Back in 2021, in his age 26 season, O’Neill looked like a fantasy superstar in the making, and a force in the middle of the St. Louis lineup for years to come. That year, in 138 games he slashed .286/.352/.560 with 34 home runs, 89 runs scored, 80 RBI, and 15 stolen bases. His batted ball metrics were off the charts, and despite a strikeout rate north of 31 percent, it’s easy to overlook that when a 17.9 percent barrel rate and 52.2 percent hard hit rate smacked you in the face! However, since that career season, he’s played in just 168 games over the last two seasons. 

Since the beginning of the 2022 season, he’s been on the injured list for the following issues: Right shoulder impingement, left hamstring strain (x2), lower back strain, and a right foot sprain. Health has been an issue for O’Neill, to say the least, and even if the overall numbers haven’t been as great as they were in that 2021 season, he continues to make a ton of hard contact.

With the Red Sox trading Verdugo, O’Neill becomes the logical Opening Day option in left field for Boston, and with no major split disadvantages for O’Neill, health willing, could see everyday at-bats in a park that ranks out as one of the best for right-handed hitters. While the Boston offense may not have the star power that St. Louis had, he’s a near lock for everyday at-bats to begin the year, and the likes of Triston Casas, Rafael Devers, Trevor Story, and Masataka Yoshida are going to be in that lineup with him.

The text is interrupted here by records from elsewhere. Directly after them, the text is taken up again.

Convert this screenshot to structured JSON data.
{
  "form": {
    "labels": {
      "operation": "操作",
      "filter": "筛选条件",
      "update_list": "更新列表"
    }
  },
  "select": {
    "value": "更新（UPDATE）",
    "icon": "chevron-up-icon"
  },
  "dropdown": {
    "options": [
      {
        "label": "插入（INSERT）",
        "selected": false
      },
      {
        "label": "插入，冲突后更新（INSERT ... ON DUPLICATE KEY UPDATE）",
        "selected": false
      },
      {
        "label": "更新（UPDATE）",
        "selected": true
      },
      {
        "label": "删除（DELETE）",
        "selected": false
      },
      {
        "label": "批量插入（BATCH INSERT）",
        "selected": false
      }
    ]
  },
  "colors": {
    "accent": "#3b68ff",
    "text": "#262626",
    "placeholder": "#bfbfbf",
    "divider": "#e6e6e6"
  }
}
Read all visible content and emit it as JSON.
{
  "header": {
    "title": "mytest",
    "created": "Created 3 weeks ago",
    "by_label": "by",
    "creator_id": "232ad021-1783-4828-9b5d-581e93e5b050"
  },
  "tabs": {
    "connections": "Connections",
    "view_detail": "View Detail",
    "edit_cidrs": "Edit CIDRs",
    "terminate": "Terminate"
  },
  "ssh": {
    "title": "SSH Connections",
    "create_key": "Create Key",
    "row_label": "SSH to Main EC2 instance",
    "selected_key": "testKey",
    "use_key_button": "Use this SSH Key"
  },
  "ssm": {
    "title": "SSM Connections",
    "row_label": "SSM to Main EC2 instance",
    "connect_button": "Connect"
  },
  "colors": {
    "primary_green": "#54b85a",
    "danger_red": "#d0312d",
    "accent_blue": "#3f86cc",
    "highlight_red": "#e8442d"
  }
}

Boston isn’t lacking for outfielders, so O’Neill will need to produce to continue seeing everyday at-bats in this lineup, but his defensive prowess should help lengthen his leash out there. O’Neill is an interesting flier in the outfield for a few reasons:

  1. Massive park upgrade
  2. Clearer path to regular ABs
  3. Only two years removed from a massive fantasy campaign
  4. Contract year narrative
  5. Current ADP is outside the top 275 overall

He’s more attractive in OBP formats, as he’s posted at least a nine percent walk rate or higher in three of the last four seasons, whereas his propensity to swing-and-miss suppress his batting average a bit (career .248 hitter). The injury risk is considerable with O’Neill, and keep in mind he’s played in more than 100 games just once (2021) in his career.